Furthermore, postsynaptic glutamatergic inhibition via group II mGluRs, although observed in a few other structures (Cox and Sherman 1999; Dutar et al. 2000), is not typical, even at synapses where the receptor is present. Many studies suggest that group II mGluRs are primarily located on the presynaptic terminal (Cartmell and Schoepp 2000; Mateo and Porter 2007), where it reduces neurotransmitter release during periods of high activity. As such, the group II mGluRs usually act as presynaptic autoreceptors (Cartmell and Schoepp 2000) and have been implicated in functions ranging from gain control (McLean and Palmer 1996) to synaptic plasticity (Renger et al. 2002) to early development of the synapse (Beaver et al. 1999; Daw 1999). Interestingly, all of these putative functions ascribed to presynaptic receptors might just as easily be served by postsynaptically localized receptors, and thus, it remains an open and intriguing question whether the postsynaptic group II mGluRs on layer 4 neurons are involved in any of these processes.
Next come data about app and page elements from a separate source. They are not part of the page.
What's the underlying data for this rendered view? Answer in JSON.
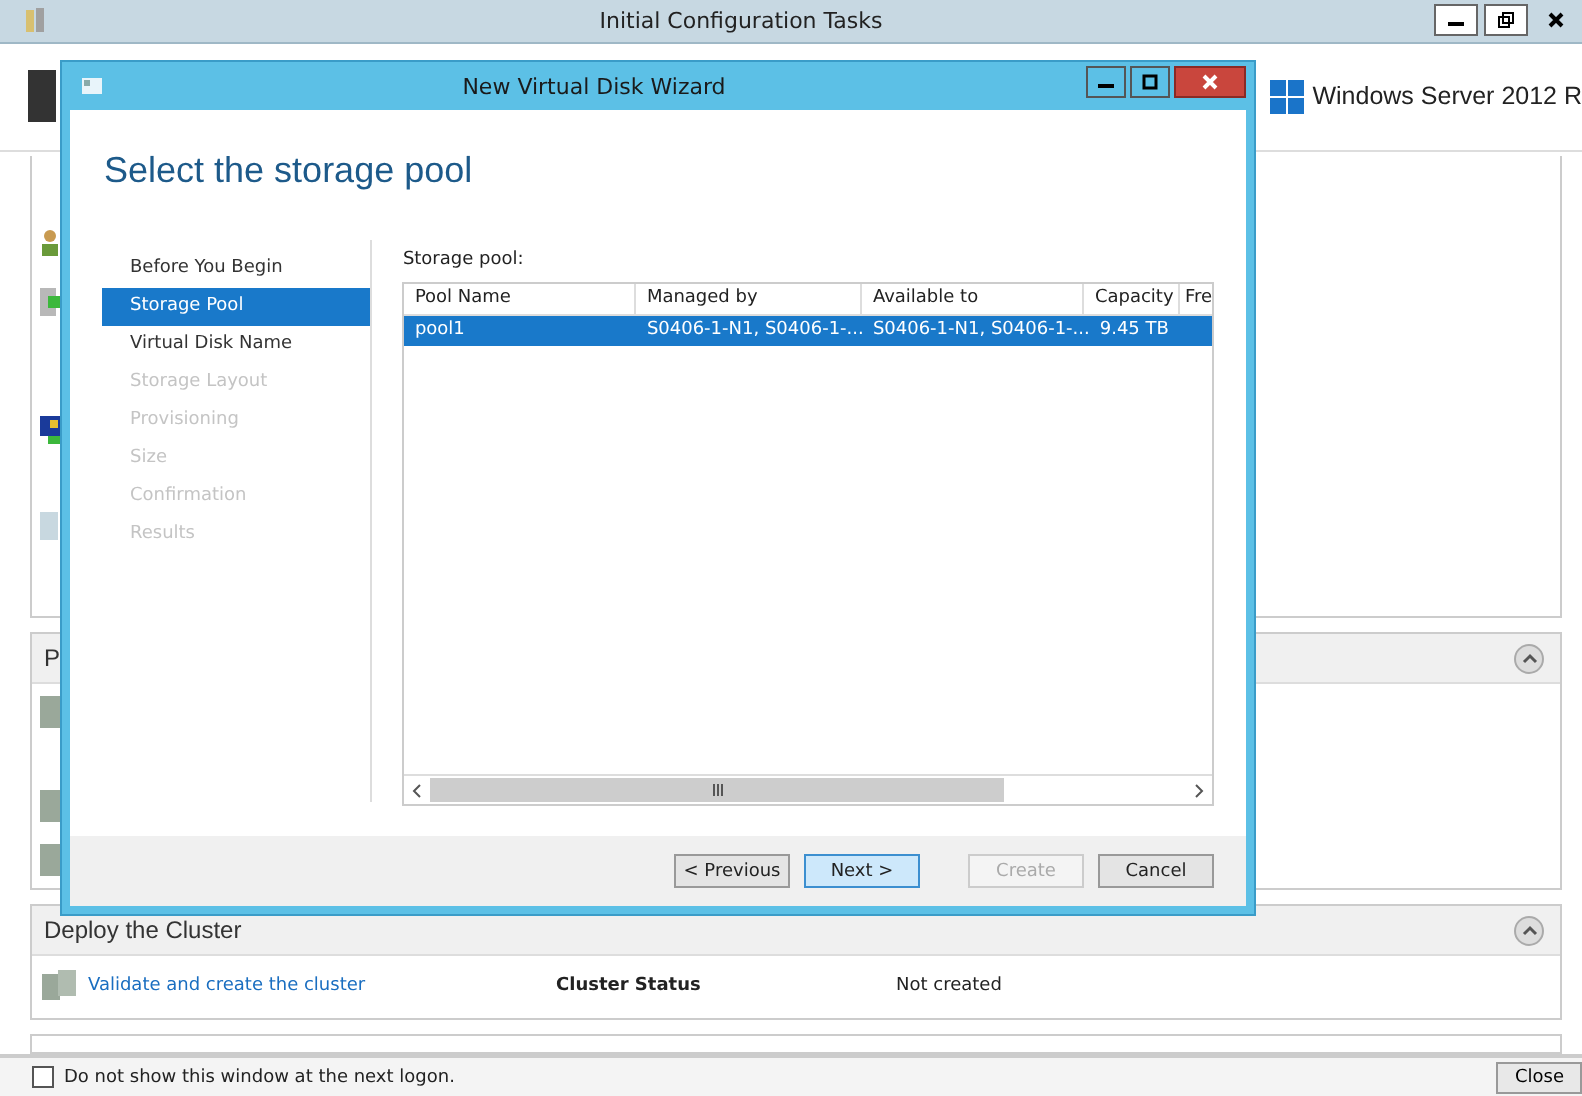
{
  "window": {
    "title": "Initial Configuration Tasks",
    "brand": "Windows Server 2012 R"
  },
  "sections": [
    {
      "title": "P",
      "expanded": true
    },
    {
      "title": "Deploy the Cluster",
      "expanded": true,
      "link": "Validate and create the cluster",
      "status_label": "Cluster Status",
      "status_value": "Not created"
    }
  ],
  "footer": {
    "checkbox_label": "Do not show this window at the next logon.",
    "checked": false,
    "close": "Close"
  },
  "wizard": {
    "title": "New Virtual Disk Wizard",
    "heading": "Select the storage pool",
    "steps": [
      {
        "label": "Before You Begin",
        "selected": false,
        "disabled": false
      },
      {
        "label": "Storage Pool",
        "selected": true,
        "disabled": false
      },
      {
        "label": "Virtual Disk Name",
        "selected": false,
        "disabled": false
      },
      {
        "label": "Storage Layout",
        "selected": false,
        "disabled": true
      },
      {
        "label": "Provisioning",
        "selected": false,
        "disabled": true
      },
      {
        "label": "Size",
        "selected": false,
        "disabled": true
      },
      {
        "label": "Confirmation",
        "selected": false,
        "disabled": true
      },
      {
        "label": "Results",
        "selected": false,
        "disabled": true
      }
    ],
    "list_label": "Storage pool:",
    "columns": [
      "Pool Name",
      "Managed by",
      "Available to",
      "Capacity",
      "Fre"
    ],
    "rows": [
      {
        "cells": [
          "pool1",
          "S0406-1-N1, S0406-1-...",
          "S0406-1-N1, S0406-1-...",
          "9.45 TB"
        ],
        "selected": true
      }
    ],
    "buttons": [
      {
        "label": "< Previous",
        "disabled": false,
        "focused": false
      },
      {
        "label": "Next >",
        "disabled": false,
        "focused": true
      },
      {
        "label": "Create",
        "disabled": true,
        "focused": false
      },
      {
        "label": "Cancel",
        "disabled": false,
        "focused": false
      }
    ]
  }
}
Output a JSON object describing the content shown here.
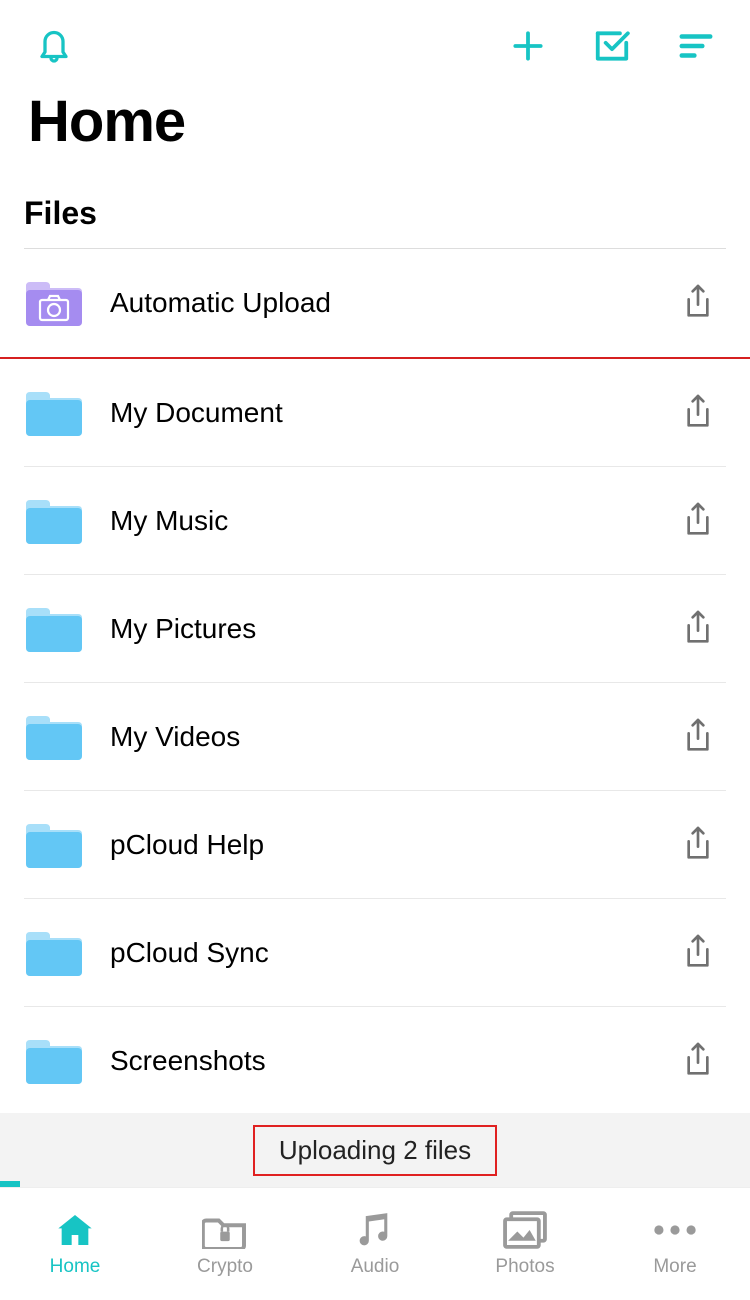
{
  "colors": {
    "accent": "#17c4c4",
    "folder": "#63c7f5",
    "folderTab": "#a8dff9",
    "autoFolder": "#a58cf0",
    "autoFolderLight": "#ccbcf7",
    "grey": "#9a9a9a",
    "shareGrey": "#707070",
    "red": "#e02020"
  },
  "header": {
    "title": "Home"
  },
  "section": {
    "title": "Files"
  },
  "files": [
    {
      "label": "Automatic Upload",
      "icon": "auto-upload-folder-icon",
      "highlighted": true
    },
    {
      "label": "My Document",
      "icon": "folder-icon"
    },
    {
      "label": "My Music",
      "icon": "folder-icon"
    },
    {
      "label": "My Pictures",
      "icon": "folder-icon"
    },
    {
      "label": "My Videos",
      "icon": "folder-icon"
    },
    {
      "label": "pCloud Help",
      "icon": "folder-icon"
    },
    {
      "label": "pCloud Sync",
      "icon": "folder-icon"
    },
    {
      "label": "Screenshots",
      "icon": "folder-icon"
    }
  ],
  "upload": {
    "status": "Uploading 2 files"
  },
  "tabs": [
    {
      "label": "Home",
      "icon": "home-icon",
      "active": true
    },
    {
      "label": "Crypto",
      "icon": "crypto-icon",
      "active": false
    },
    {
      "label": "Audio",
      "icon": "audio-icon",
      "active": false
    },
    {
      "label": "Photos",
      "icon": "photos-icon",
      "active": false
    },
    {
      "label": "More",
      "icon": "more-icon",
      "active": false
    }
  ]
}
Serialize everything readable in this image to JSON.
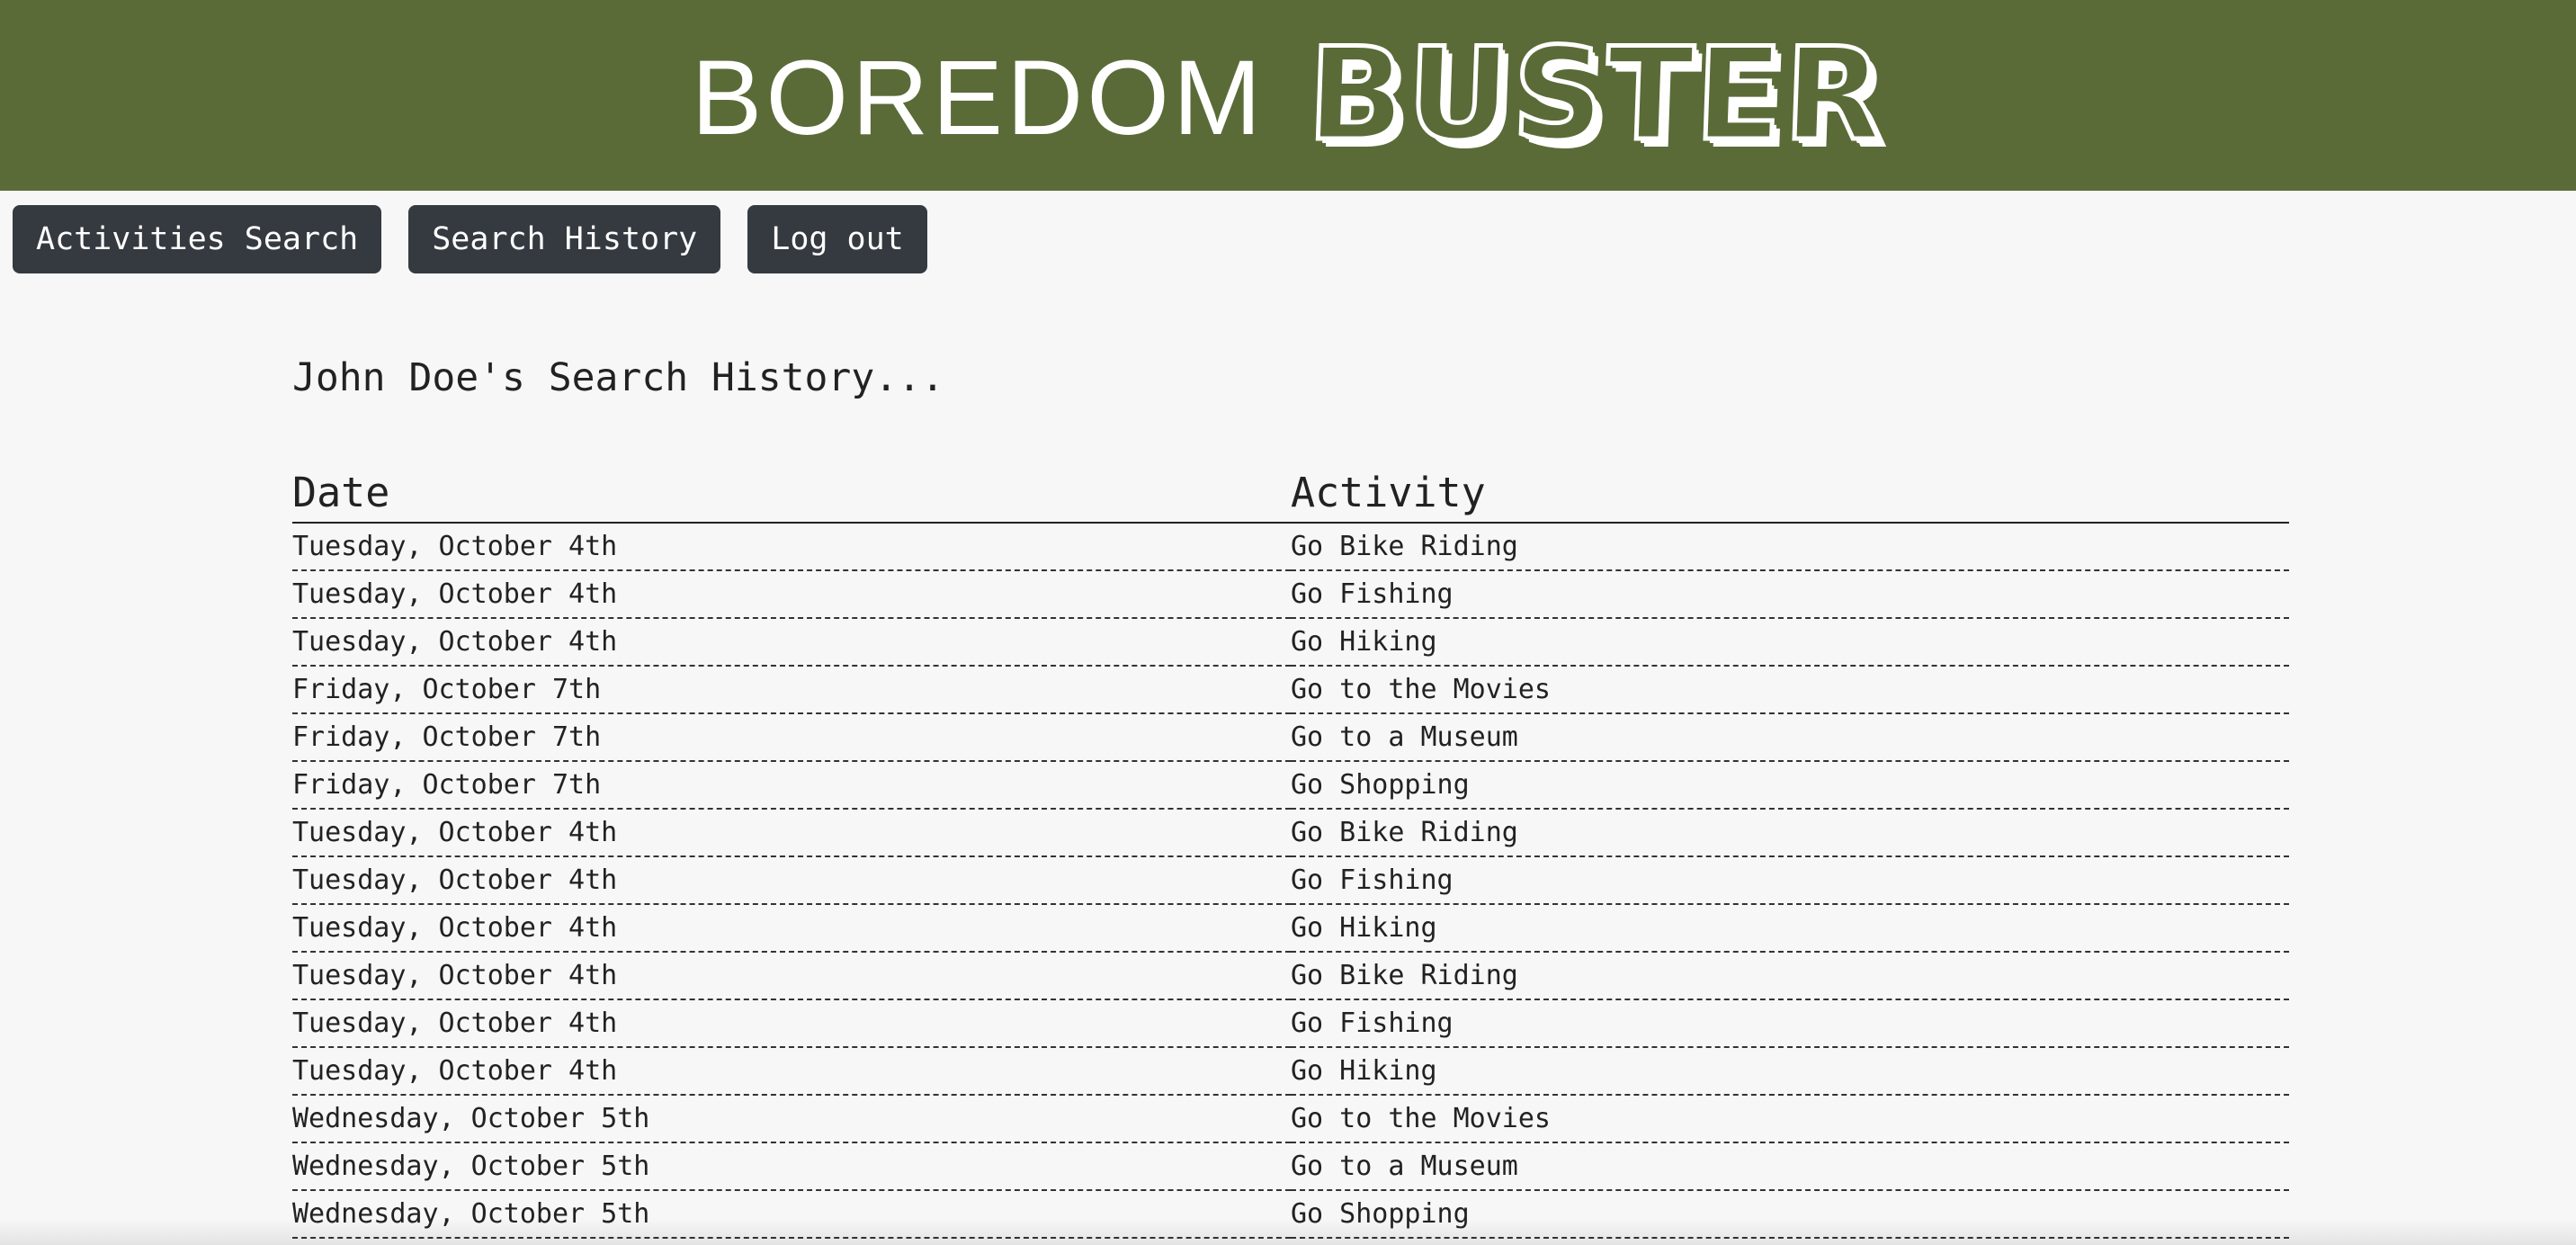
{
  "header": {
    "logo_word1": "BOREDOM",
    "logo_word2": "BUSTER",
    "background_color": "#5a6b38"
  },
  "nav": {
    "activities_search": "Activities Search",
    "search_history": "Search History",
    "log_out": "Log out"
  },
  "page": {
    "heading": "John Doe's Search History..."
  },
  "table": {
    "columns": [
      "Date",
      "Activity"
    ],
    "rows": [
      {
        "date": "Tuesday, October 4th",
        "activity": "Go Bike Riding"
      },
      {
        "date": "Tuesday, October 4th",
        "activity": "Go Fishing"
      },
      {
        "date": "Tuesday, October 4th",
        "activity": "Go Hiking"
      },
      {
        "date": "Friday, October 7th",
        "activity": "Go to the Movies"
      },
      {
        "date": "Friday, October 7th",
        "activity": "Go to a Museum"
      },
      {
        "date": "Friday, October 7th",
        "activity": "Go Shopping"
      },
      {
        "date": "Tuesday, October 4th",
        "activity": "Go Bike Riding"
      },
      {
        "date": "Tuesday, October 4th",
        "activity": "Go Fishing"
      },
      {
        "date": "Tuesday, October 4th",
        "activity": "Go Hiking"
      },
      {
        "date": "Tuesday, October 4th",
        "activity": "Go Bike Riding"
      },
      {
        "date": "Tuesday, October 4th",
        "activity": "Go Fishing"
      },
      {
        "date": "Tuesday, October 4th",
        "activity": "Go Hiking"
      },
      {
        "date": "Wednesday, October 5th",
        "activity": "Go to the Movies"
      },
      {
        "date": "Wednesday, October 5th",
        "activity": "Go to a Museum"
      },
      {
        "date": "Wednesday, October 5th",
        "activity": "Go Shopping"
      }
    ]
  }
}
If so, then our results suggest that the intracortical projection from subjacent layer 6 and nearby layer 4 might be directly involved in some of these functions related to group II mGluRs. This is in contrast to the thalamocortical pathway, which does not postsynaptically activate group II mGluRs (Lee and Sherman 2008), although some evidence suggests that they are activated presynaptically there (Mateo and Porter 2007). Compared with ionotropic GABARs (Hirsch et al. 2003; Farrant and Nusser 2006), the group II mGluR–mediated inhibition in the intracortical pathways has a slower onset, is more prolonged, lasting several hundred milliseconds, and is elicited during periods of robust activity. This strongly indicates that these intracortical excitatory inputs may become attenuated during periods of high activity as receptors to group II mGluRs are recruited to inhibit the excitatory response. As suggested above, this may be a useful mechanism for synaptic gain control to expand the dynamic range of intracortical synapses. Additionally, should this inhibition overwhelm excitation (Hirsch and Martinez 2006), it might be manifested in the construction of layer 4 receptive field properties, in particular the temporally delayed inhibition seen in the spatiotemporal structure of some cortical receptive fields (Miller et al. 2002; Shapley et al. 2003; Priebe and Ferster 2005). If so, this would represent a novel and heretofore unappreciated inhibitory mechanism for refining cortical receptive fields in the visual (Priebe and Ferster 2005; Hirsch and Martinez 2006), auditory (Miller et al. 2002), and somatosensory (Alonoso and Swadlow 2005) systems.
Although the functional importance of group II mGluRs in layer 4 remains to be fully elucidated, our data clearly demonstrate that the distinction between glutamatergic excitation and GABAergic inhibition in the neocortex is not absolute. The perspective provided by our finding of glutamatergic inhibition in layer 4 confounds, refines, and contributes to our ever-evolving understanding of the complexity of sensory neocortical processing.
National Institutes of Health (R01EY003038 and R01DC008794 to S.M.S. and F32NS054478 to C.C.L.).
We thank J.S. Roseman and C.S. Nelson for their assistance. Conflict of Interest: None declared.